* [What to do]:
Output what the records say, word for word, with no images.

※

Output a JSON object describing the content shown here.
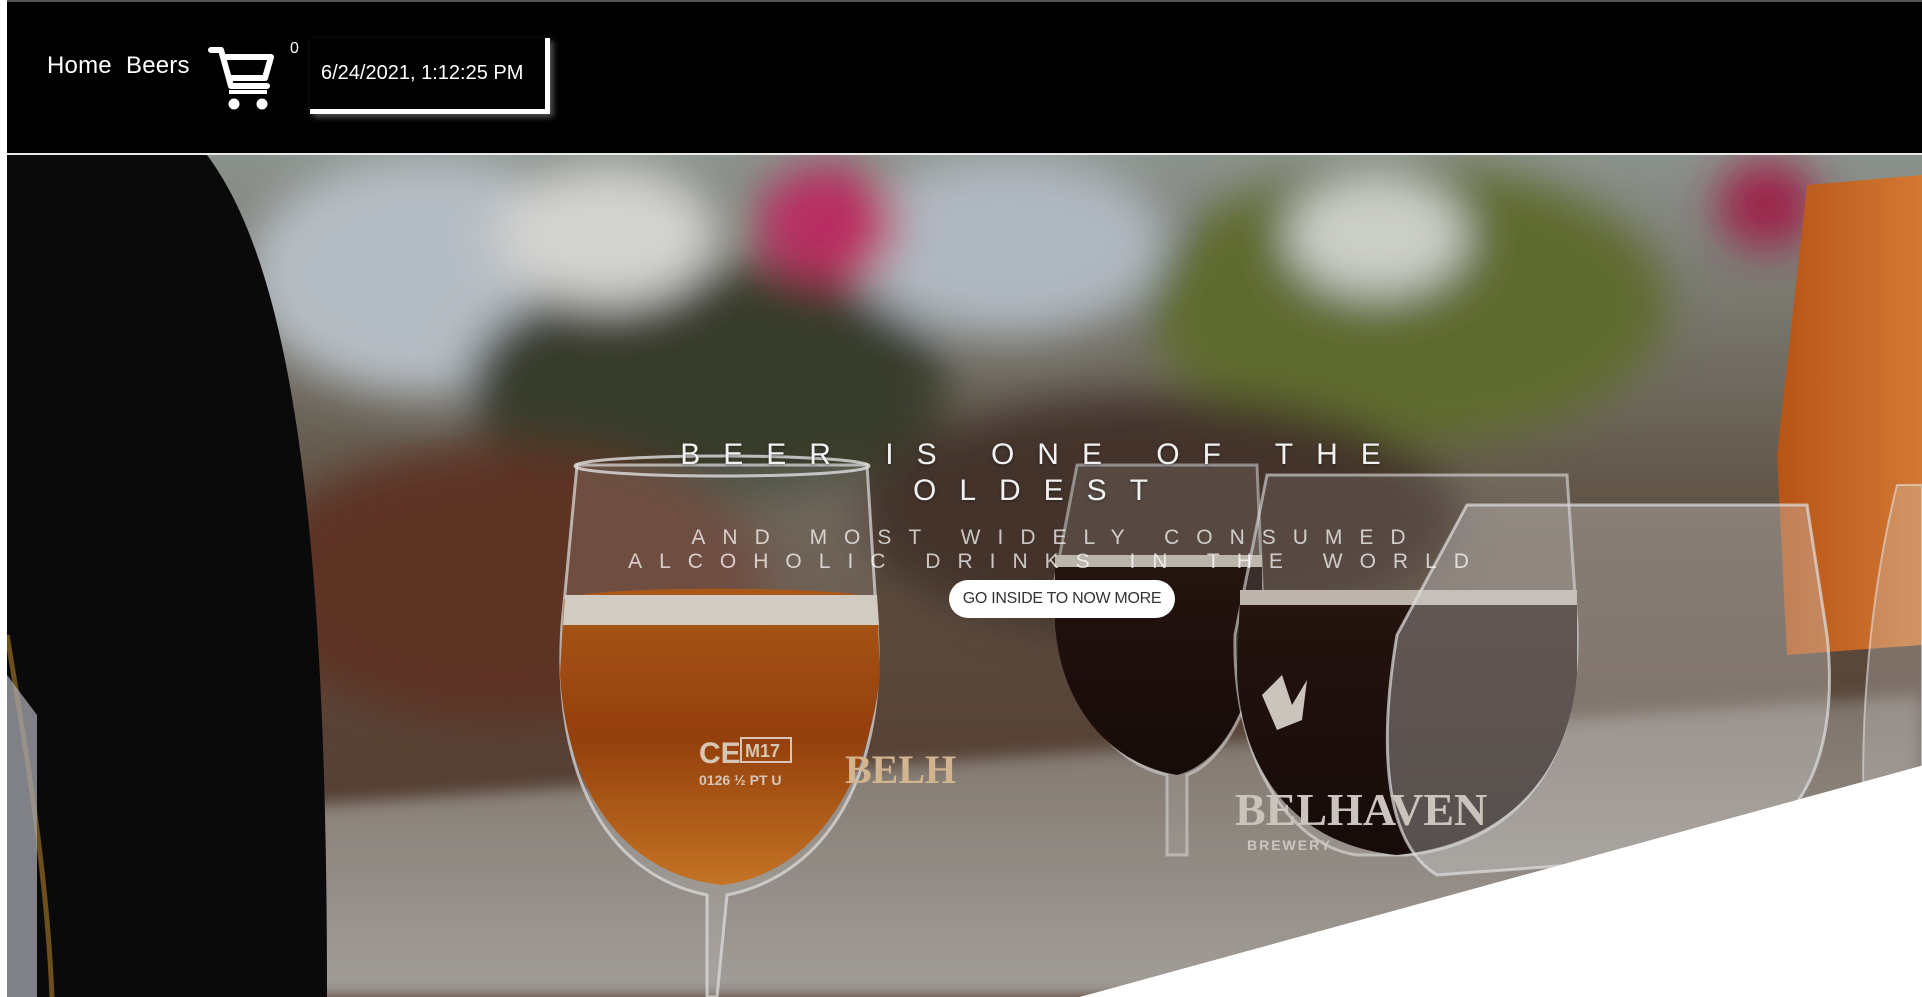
{
  "nav": {
    "links": [
      "Home",
      "Beers"
    ],
    "cart_count": "0",
    "datetime": "6/24/2021, 1:12:25 PM"
  },
  "hero": {
    "title": "BEER IS ONE OF THE OLDEST",
    "subtitle": "AND MOST WIDELY CONSUMED ALCOHOLIC DRINKS IN THE WORLD",
    "button_label": "GO INSIDE TO NOW MORE",
    "glass_labels": {
      "ce_mark": "CE",
      "m17": "M17",
      "volume": "0126 ½ PT U",
      "brand_short": "BELH",
      "brand": "BELHAVEN",
      "sub": "BREWERY"
    }
  }
}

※

* [Answer to this task]:
Output a JSON object describing the content shown here.
{
  "nav": {
    "links": [
      "Home",
      "Beers"
    ],
    "cart_count": "0",
    "datetime": "6/24/2021, 1:12:25 PM"
  },
  "hero": {
    "title": "BEER IS ONE OF THE OLDEST",
    "subtitle": "AND MOST WIDELY CONSUMED ALCOHOLIC DRINKS IN THE WORLD",
    "button_label": "GO INSIDE TO NOW MORE",
    "glass_labels": {
      "ce_mark": "CE",
      "m17": "M17",
      "volume": "0126 ½ PT U",
      "brand_short": "BELH",
      "brand": "BELHAVEN",
      "sub": "BREWERY"
    }
  }
}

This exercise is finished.